Midday Matinee is our people watching, people doing and people being feature. Join the Woodland Creatures for an afternoon break.
I played bridge with 11 other women the other day. I will be 64 in December and one of the women is a contemporary. The others are old enough to be my mother.
A couple of them are excellent bridge players and some defy description. They have such a shared history and a shared love of the game and each other that they table talk in ways that would make most even mildly serious bridge players cringe. You don’t have to have ever played bridge to relate to what follows.
Those who are older have many new hips and knees amongst them. There are three breast cancer survivors, one who had polio early in life and the aftershocks are quite visible, several have pacemakers, two use walkers and others hobble along with their canes. Several wear hearing aids and I wish that more of them would acknowledge that they need them. I am taking mental notes as I watch these women who have all grown up and grown old together. They shout with love at the one who forgot her hearing aid.
They ask about the various physical therapists they have seen and how ‘good’ or helpful they are. They pass on rumors about not eating broccoli if you have a heart problem and someone else says, “That’s just a crock. You should be talking to your doctor and not listening to us.” They laugh at each other and with each other and they are all long lived.
So one thing that no one tells anyone else about growing older is that your sense of smell diminishes. I read AARP and I have not read about this problem. I have however personally experienced it. I hated it when magazines advertised perfumes and when I unwrapped the latest copy some scent assailed me. I would sneeze a lot. I would find the offending pages and tear them out.
I am here to tell you that older people lose their sense of smell. These wonderful and very courageous women have liberally doused themselves with so much and so many perfumes that I had to go to the ladies room to finish sneezing. I ran into my contemporary who was apparently having the same reaction. Both of us find much to admire in our fellow bridge players and the two of us could not imagine a way to let them know that the overpowering use of perfume had chased us away for a moment.

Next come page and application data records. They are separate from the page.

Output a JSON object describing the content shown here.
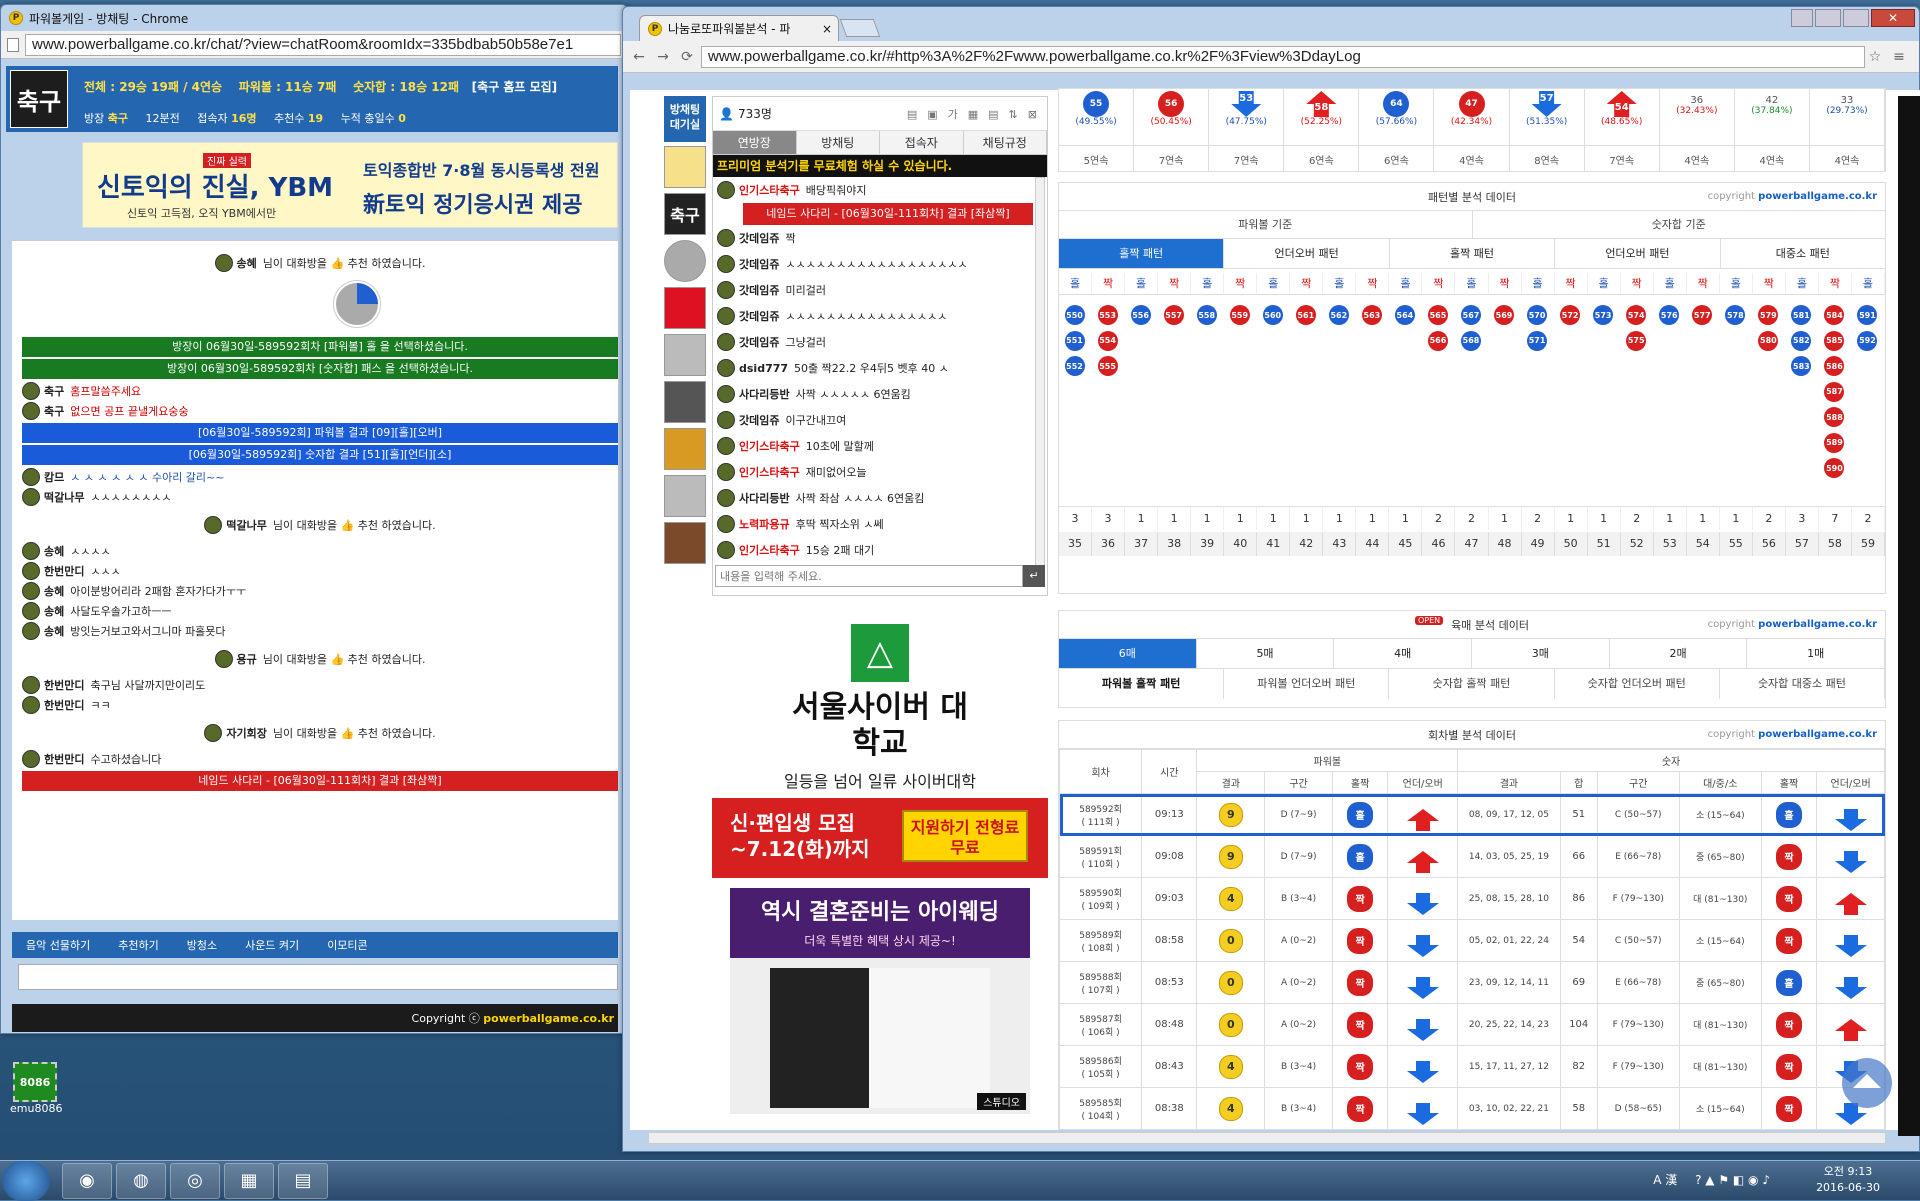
{
  "left_window": {
    "title": "파워볼게임 - 방채팅 - Chrome",
    "url": "www.powerballgame.co.kr/chat/?view=chatRoom&roomIdx=335bdbab50b58e7e1",
    "logo": "축구",
    "stats_line": "전체 : 29승 19패 / 4연승",
    "stats_powerball": "파워볼 : 11승 7패",
    "stats_sum": "숫자합 : 18승 12패",
    "stats_room": "[축구 홈프 모집]",
    "host_label": "방장",
    "host": "축구",
    "rounds": "12분전",
    "users_label": "접속자",
    "users": "16명",
    "recommend_label": "추천수",
    "recommend": "19",
    "days_label": "누적 충일수",
    "days": "0",
    "ad_text1": "신토익의 진실, YBM",
    "ad_text2": "신토익 고득점, 오직 YBM에서만",
    "ad_text3": "토익종합반  7·8월 동시등록생 전원",
    "ad_text4": "新토익 정기응시권 제공",
    "ad_tag": "진짜 실력",
    "footer": [
      "음악 선물하기",
      "추천하기",
      "방청소",
      "사운드 켜기",
      "이모티콘"
    ],
    "copyright_prefix": "Copyright ⓒ",
    "copyright_site": "powerballgame.co.kr",
    "chat": {
      "recommend1": {
        "nick": "송혜",
        "text": "님이 대화방을 👍 추천 하였습니다."
      },
      "pick1": "방장이 06월30일-589592회차 [파워볼] 홀 을 선택하셨습니다.",
      "pick2": "방장이 06월30일-589592회차 [숫자합] 패스 을 선택하셨습니다.",
      "msgs1": [
        {
          "nick": "축구",
          "text": "홈프말씀주세요"
        },
        {
          "nick": "축구",
          "text": "없으면 공프 끝낼게요숭숭"
        }
      ],
      "res1": "[06월30일-589592회] 파워볼 결과 [09][홀][오버]",
      "res2": "[06월30일-589592회] 숫자합 결과 [51][홀][언더][소]",
      "msgs2": [
        {
          "nick": "캄므",
          "text": "ㅅ ㅅ ㅅ ㅅ ㅅ ㅅ 수아리 갈리~~"
        },
        {
          "nick": "떡갈나무",
          "text": "ㅅㅅㅅㅅㅅㅅㅅㅅ"
        }
      ],
      "recommend2": {
        "nick": "떡갈나무",
        "text": "님이 대화방을 👍 추천 하였습니다."
      },
      "msgs3": [
        {
          "nick": "송혜",
          "text": "ㅅㅅㅅㅅ"
        },
        {
          "nick": "한번만디",
          "text": "ㅅㅅㅅ"
        },
        {
          "nick": "송혜",
          "text": "아이분방어리라 2패함 혼자가다가ㅜㅜ"
        },
        {
          "nick": "송혜",
          "text": "사달도우솔가고하ㅡㅡ"
        },
        {
          "nick": "송혜",
          "text": "방잇는거보고와서그니마 파홀묫다"
        }
      ],
      "recommend3": {
        "nick": "용규",
        "text": "님이 대화방을 👍 추천 하였습니다."
      },
      "msgs4": [
        {
          "nick": "한번만디",
          "text": "축구님 사달까지만이리도"
        },
        {
          "nick": "한번만디",
          "text": "ㅋㅋ"
        }
      ],
      "recommend4": {
        "nick": "자기회장",
        "text": "님이 대화방을 👍 추천 하였습니다."
      },
      "msgs5": [
        {
          "nick": "한번만디",
          "text": "수고하셨습니다"
        }
      ],
      "ladder": "네임드 사다리 - [06월30일-111회차] 결과 [좌삼짝]"
    }
  },
  "right_window": {
    "tab_title": "나눔로또파워볼분석 - 파",
    "url": "www.powerballgame.co.kr/#http%3A%2F%2Fwww.powerballgame.co.kr%2F%3Fview%3DdayLog",
    "side_title": "방채팅 대기실",
    "chat_count": "733명",
    "chat_tabs": [
      "연방장",
      "방채팅",
      "접속자",
      "채팅규정"
    ],
    "promo": "프리미엄 분석기를 무료체험 하실 수 있습니다.",
    "chat_msgs": [
      {
        "nick": "인기스타축구",
        "text": "배당픽줘야지",
        "red": true
      },
      {
        "nick": "__LADDER__",
        "text": "네임드 사다리 - [06월30일-111회차] 결과 [좌삼짝]"
      },
      {
        "nick": "갓데임쥬",
        "text": "짝"
      },
      {
        "nick": "갓데임쥬",
        "text": "ㅅㅅㅅㅅㅅㅅㅅㅅㅅㅅㅅㅅㅅㅅㅅㅅㅅㅅ"
      },
      {
        "nick": "갓데임쥬",
        "text": "미리걸러"
      },
      {
        "nick": "갓데임쥬",
        "text": "ㅅㅅㅅㅅㅅㅅㅅㅅㅅㅅㅅㅅㅅㅅㅅㅅ"
      },
      {
        "nick": "갓데임쥬",
        "text": "그냥걸러"
      },
      {
        "nick": "dsid777",
        "text": "50출 짝22.2 우4뒤5 벳후 40 ㅅ"
      },
      {
        "nick": "사다리등반",
        "text": "사짝 ㅅㅅㅅㅅㅅ 6연움킴"
      },
      {
        "nick": "갓데임쥬",
        "text": "이구간내끄여"
      },
      {
        "nick": "인기스타축구",
        "text": "10초에 말할께",
        "red": true
      },
      {
        "nick": "인기스타축구",
        "text": "재미없어오늘",
        "red": true
      },
      {
        "nick": "사다리등반",
        "text": "사짝 좌삼 ㅅㅅㅅㅅ 6연움킴"
      },
      {
        "nick": "노력파용규",
        "text": "후딱 찍자소위 ㅅ쎄",
        "red": true
      },
      {
        "nick": "인기스타축구",
        "text": "15승 2패 대기",
        "red": true
      }
    ],
    "chat_placeholder": "내용을 입력해 주세요.",
    "ad_uni": "서울사이버 대학교",
    "ad_uni_sub": "일등을 넘어 일류 사이버대학",
    "ad_recruit": "신·편입생 모집 ~7.12(화)까지",
    "ad_apply": "지원하기 전형료무료",
    "ad_wed": "역시 결혼준비는 아이웨딩",
    "ad_wed_sub": "더욱 특별한 혜택 상시 제공~!",
    "ad_studio": "스튜디오",
    "top_stats": [
      {
        "v": "55",
        "pct": "(49.55%)",
        "streak": "5연속",
        "c": "blue"
      },
      {
        "v": "56",
        "pct": "(50.45%)",
        "streak": "7연속",
        "c": "red"
      },
      {
        "v": "53",
        "pct": "(47.75%)",
        "streak": "7연속",
        "c": "bdown"
      },
      {
        "v": "58",
        "pct": "(52.25%)",
        "streak": "6연속",
        "c": "rup"
      },
      {
        "v": "64",
        "pct": "(57.66%)",
        "streak": "6연속",
        "c": "blue"
      },
      {
        "v": "47",
        "pct": "(42.34%)",
        "streak": "4연속",
        "c": "red"
      },
      {
        "v": "57",
        "pct": "(51.35%)",
        "streak": "8연속",
        "c": "bdown"
      },
      {
        "v": "54",
        "pct": "(48.65%)",
        "streak": "7연속",
        "c": "rup"
      },
      {
        "v": "36",
        "pct": "(32.43%)",
        "streak": "4연속",
        "c": "txt"
      },
      {
        "v": "42",
        "pct": "(37.84%)",
        "streak": "4연속",
        "c": "txt"
      },
      {
        "v": "33",
        "pct": "(29.73%)",
        "streak": "4연속",
        "c": "txt"
      }
    ],
    "pattern_title": "패턴별 분석 데이터",
    "copyright": "copyright",
    "copyright_site": "powerballgame.co.kr",
    "pattern_groups": [
      "파워볼 기준",
      "숫자합 기준"
    ],
    "pattern_tabs": [
      "홀짝 패턴",
      "언더오버 패턴",
      "홀짝 패턴",
      "언더오버 패턴",
      "대중소 패턴"
    ],
    "oe_headers": [
      "홀",
      "짝"
    ],
    "pattern_cols": [
      {
        "c": "b",
        "n": [
          "550",
          "551",
          "552"
        ]
      },
      {
        "c": "r",
        "n": [
          "553",
          "554",
          "555"
        ]
      },
      {
        "c": "b",
        "n": [
          "556"
        ]
      },
      {
        "c": "r",
        "n": [
          "557"
        ]
      },
      {
        "c": "b",
        "n": [
          "558"
        ]
      },
      {
        "c": "r",
        "n": [
          "559"
        ]
      },
      {
        "c": "b",
        "n": [
          "560"
        ]
      },
      {
        "c": "r",
        "n": [
          "561"
        ]
      },
      {
        "c": "b",
        "n": [
          "562"
        ]
      },
      {
        "c": "r",
        "n": [
          "563"
        ]
      },
      {
        "c": "b",
        "n": [
          "564"
        ]
      },
      {
        "c": "r",
        "n": [
          "565",
          "566"
        ]
      },
      {
        "c": "b",
        "n": [
          "567",
          "568"
        ]
      },
      {
        "c": "r",
        "n": [
          "569"
        ]
      },
      {
        "c": "b",
        "n": [
          "570",
          "571"
        ]
      },
      {
        "c": "r",
        "n": [
          "572"
        ]
      },
      {
        "c": "b",
        "n": [
          "573"
        ]
      },
      {
        "c": "r",
        "n": [
          "574",
          "575"
        ]
      },
      {
        "c": "b",
        "n": [
          "576"
        ]
      },
      {
        "c": "r",
        "n": [
          "577"
        ]
      },
      {
        "c": "b",
        "n": [
          "578"
        ]
      },
      {
        "c": "r",
        "n": [
          "579",
          "580"
        ]
      },
      {
        "c": "b",
        "n": [
          "581",
          "582",
          "583"
        ]
      },
      {
        "c": "r",
        "n": [
          "584",
          "585",
          "586",
          "587",
          "588",
          "589",
          "590"
        ]
      },
      {
        "c": "b",
        "n": [
          "591",
          "592"
        ]
      }
    ],
    "pattern_counts": [
      "3",
      "3",
      "1",
      "1",
      "1",
      "1",
      "1",
      "1",
      "1",
      "1",
      "1",
      "2",
      "2",
      "1",
      "2",
      "1",
      "1",
      "2",
      "1",
      "1",
      "1",
      "2",
      "3",
      "7",
      "2"
    ],
    "pattern_index": [
      "35",
      "36",
      "37",
      "38",
      "39",
      "40",
      "41",
      "42",
      "43",
      "44",
      "45",
      "46",
      "47",
      "48",
      "49",
      "50",
      "51",
      "52",
      "53",
      "54",
      "55",
      "56",
      "57",
      "58",
      "59"
    ],
    "six_title": "육매 분석 데이터",
    "open_badge": "OPEN",
    "six_tabs": [
      "6매",
      "5매",
      "4매",
      "3매",
      "2매",
      "1매"
    ],
    "six_subtabs": [
      "파워볼 홀짝 패턴",
      "파워볼 언더오버 패턴",
      "숫자합 홀짝 패턴",
      "숫자합 언더오버 패턴",
      "숫자합 대중소 패턴"
    ],
    "round_title": "회차별 분석 데이터",
    "round_headers": {
      "round": "회차",
      "time": "시간",
      "powerball": "파워볼",
      "numbers": "숫자",
      "result": "결과",
      "section": "구간",
      "oe": "홀짝",
      "uo": "언더/오버",
      "sum": "합",
      "size": "대/중/소"
    },
    "rounds": [
      {
        "id": "589592회",
        "sub": "( 111회 )",
        "time": "09:13",
        "pb": "9",
        "pbsec": "D (7~9)",
        "pboe": "홀",
        "pbuo": "up",
        "nums": "08, 09, 17, 12, 05",
        "sum": "51",
        "sec": "C (50~57)",
        "size": "소 (15~64)",
        "oe": "홀",
        "uo": "down",
        "hl": true
      },
      {
        "id": "589591회",
        "sub": "( 110회 )",
        "time": "09:08",
        "pb": "9",
        "pbsec": "D (7~9)",
        "pboe": "홀",
        "pbuo": "up",
        "nums": "14, 03, 05, 25, 19",
        "sum": "66",
        "sec": "E (66~78)",
        "size": "중 (65~80)",
        "oe": "짝",
        "uo": "down"
      },
      {
        "id": "589590회",
        "sub": "( 109회 )",
        "time": "09:03",
        "pb": "4",
        "pbsec": "B (3~4)",
        "pboe": "짝",
        "pbuo": "down",
        "nums": "25, 08, 15, 28, 10",
        "sum": "86",
        "sec": "F (79~130)",
        "size": "대 (81~130)",
        "oe": "짝",
        "uo": "up"
      },
      {
        "id": "589589회",
        "sub": "( 108회 )",
        "time": "08:58",
        "pb": "0",
        "pbsec": "A (0~2)",
        "pboe": "짝",
        "pbuo": "down",
        "nums": "05, 02, 01, 22, 24",
        "sum": "54",
        "sec": "C (50~57)",
        "size": "소 (15~64)",
        "oe": "짝",
        "uo": "down"
      },
      {
        "id": "589588회",
        "sub": "( 107회 )",
        "time": "08:53",
        "pb": "0",
        "pbsec": "A (0~2)",
        "pboe": "짝",
        "pbuo": "down",
        "nums": "23, 09, 12, 14, 11",
        "sum": "69",
        "sec": "E (66~78)",
        "size": "중 (65~80)",
        "oe": "홀",
        "uo": "down"
      },
      {
        "id": "589587회",
        "sub": "( 106회 )",
        "time": "08:48",
        "pb": "0",
        "pbsec": "A (0~2)",
        "pboe": "짝",
        "pbuo": "down",
        "nums": "20, 25, 22, 14, 23",
        "sum": "104",
        "sec": "F (79~130)",
        "size": "대 (81~130)",
        "oe": "짝",
        "uo": "up"
      },
      {
        "id": "589586회",
        "sub": "( 105회 )",
        "time": "08:43",
        "pb": "4",
        "pbsec": "B (3~4)",
        "pboe": "짝",
        "pbuo": "down",
        "nums": "15, 17, 11, 27, 12",
        "sum": "82",
        "sec": "F (79~130)",
        "size": "대 (81~130)",
        "oe": "짝",
        "uo": "down"
      },
      {
        "id": "589585회",
        "sub": "( 104회 )",
        "time": "08:38",
        "pb": "4",
        "pbsec": "B (3~4)",
        "pboe": "짝",
        "pbuo": "down",
        "nums": "03, 10, 02, 22, 21",
        "sum": "58",
        "sec": "D (58~65)",
        "size": "소 (15~64)",
        "oe": "짝",
        "uo": "down"
      }
    ]
  },
  "desktop": {
    "icon_label": "emu8086",
    "icon_text": "8086"
  },
  "taskbar": {
    "time": "오전 9:13",
    "date": "2016-06-30",
    "lang": "A 漢"
  }
}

The last time this happened to me was when my sons were teenagers and out to impress the girls. I had read that teenage boys did not have sensitive noses and that at that age they thought that more was better. I sent one of them back upstairs to shower and start over. I told him that if his goal was to attract a girl he had missed by a mile. I told him that he had so much after shave on (through my sneezes) that he was having the exact opposite effect of what he intended. This was an easy conversation with my son and I hope he learned.
I can’t imagine saying the same sort of thing to the bridge playing women, so I am sharing it with you. Lots of things “go out” as we age. A sense of smell has to be one of the under-reported ones. So please just squirt once and be done with the perfume or aftershave. And thanks for reading.